I also thought about the real world, and how scarily accurate this game could be towards it. Don’t think for a single second I didn’t notice how often the male characters fuck up, but we’re still told to accept anyway, as they’re still “good people.” Don’t think I didn’t notice how all of the women who have been through horrible tragedy and lost so much are either expected to take everything with a smile, or are outright blamed for their own problems. I don’t mean this as a “look at these tone-deaf asshole writers” critique; this was very much an intentional (and wonderful) move on their part. Much like real life, there’s a bullshit double-standard. And it pissed me off. All the things that Max (and by extension, myself) has given, only to be taken advantage of, or to have her seemingly good actions blow up in her face, really colored my perception of everyone in town.

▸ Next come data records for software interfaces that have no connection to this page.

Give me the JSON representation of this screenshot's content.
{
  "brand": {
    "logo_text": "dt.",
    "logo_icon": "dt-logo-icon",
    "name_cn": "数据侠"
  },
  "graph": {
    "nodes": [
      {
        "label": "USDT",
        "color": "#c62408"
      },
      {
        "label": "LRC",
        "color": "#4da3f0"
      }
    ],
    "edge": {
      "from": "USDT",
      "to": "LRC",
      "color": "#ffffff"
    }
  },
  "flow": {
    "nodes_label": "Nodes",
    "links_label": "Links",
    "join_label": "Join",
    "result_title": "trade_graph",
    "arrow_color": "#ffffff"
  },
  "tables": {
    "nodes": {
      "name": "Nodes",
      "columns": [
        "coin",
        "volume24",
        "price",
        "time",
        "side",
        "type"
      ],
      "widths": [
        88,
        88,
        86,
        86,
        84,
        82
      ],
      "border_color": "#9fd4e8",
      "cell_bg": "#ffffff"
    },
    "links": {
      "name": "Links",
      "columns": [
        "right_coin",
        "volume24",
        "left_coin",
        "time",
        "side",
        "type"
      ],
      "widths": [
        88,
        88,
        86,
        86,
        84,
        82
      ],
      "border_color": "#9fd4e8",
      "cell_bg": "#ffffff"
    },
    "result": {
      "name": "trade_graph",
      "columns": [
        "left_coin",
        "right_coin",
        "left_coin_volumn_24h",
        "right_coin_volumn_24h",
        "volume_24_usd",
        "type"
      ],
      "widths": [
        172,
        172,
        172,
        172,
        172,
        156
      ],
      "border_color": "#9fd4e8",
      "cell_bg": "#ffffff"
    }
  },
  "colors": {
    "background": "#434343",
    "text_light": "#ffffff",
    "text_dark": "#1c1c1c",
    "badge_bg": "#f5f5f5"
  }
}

And on top of all that, there’s something that hit me while I was writing this. I think we’ve all been in a situation where we’ve seen someone close to us is suffering. Seeing a friend or significant other go through some kind of hardship, and all you can do is sit there and watch. I can’t tell you how many times I’ve seen someone I care about literally die, and getting upset and angry at myself that I couldn’t fix it; magically make things better. At risk of sounding cliched or hackneyed, I’m one of “those people” who actually would give anything to save someone. Max Caulfield is very much the same way, literally creating new worlds and realities for one person.
And with all of this in mind, I was not about to let Chloe, the last character we cared about; who we went through hell and back multiple times for, get shot and left to slowly and painfully die in a fucking toilet, where another innocent girl could be preyed upon by these assholes. Fuck that. I picked my controller right back up and I slammed my thumb down.
B) Sacrifice Arcadia Bay
And with that, I sat back and watched Max hold hands with her girlfriend, while a shitty town full of horrible people was wiped off the map. In video game terms, even real life ones, that seems cold-hearted and selfish; I’m not going to pretend that it’s not. But, at the same time, it felt good to finally take something. This was, in my mind, the “Good” ending. Love over Logic, I guess, would be a good term to describe it. I traded away the “idyllic” cesspool that is Arcadia Bay for an innocent girl continually, brutally victimized by life. And, despite the tremendous loss of life, it felt good. Even if it was in a somewhat demented fashion, I was finally able to save someone I cared about. It was a selfish decision, and yet it didn’t bother me for a minute. I haven’t seen the other ending, and I have no intention to. The game ended, as far as I’m concerned, right when and where it needed to. And I’m all the better for it.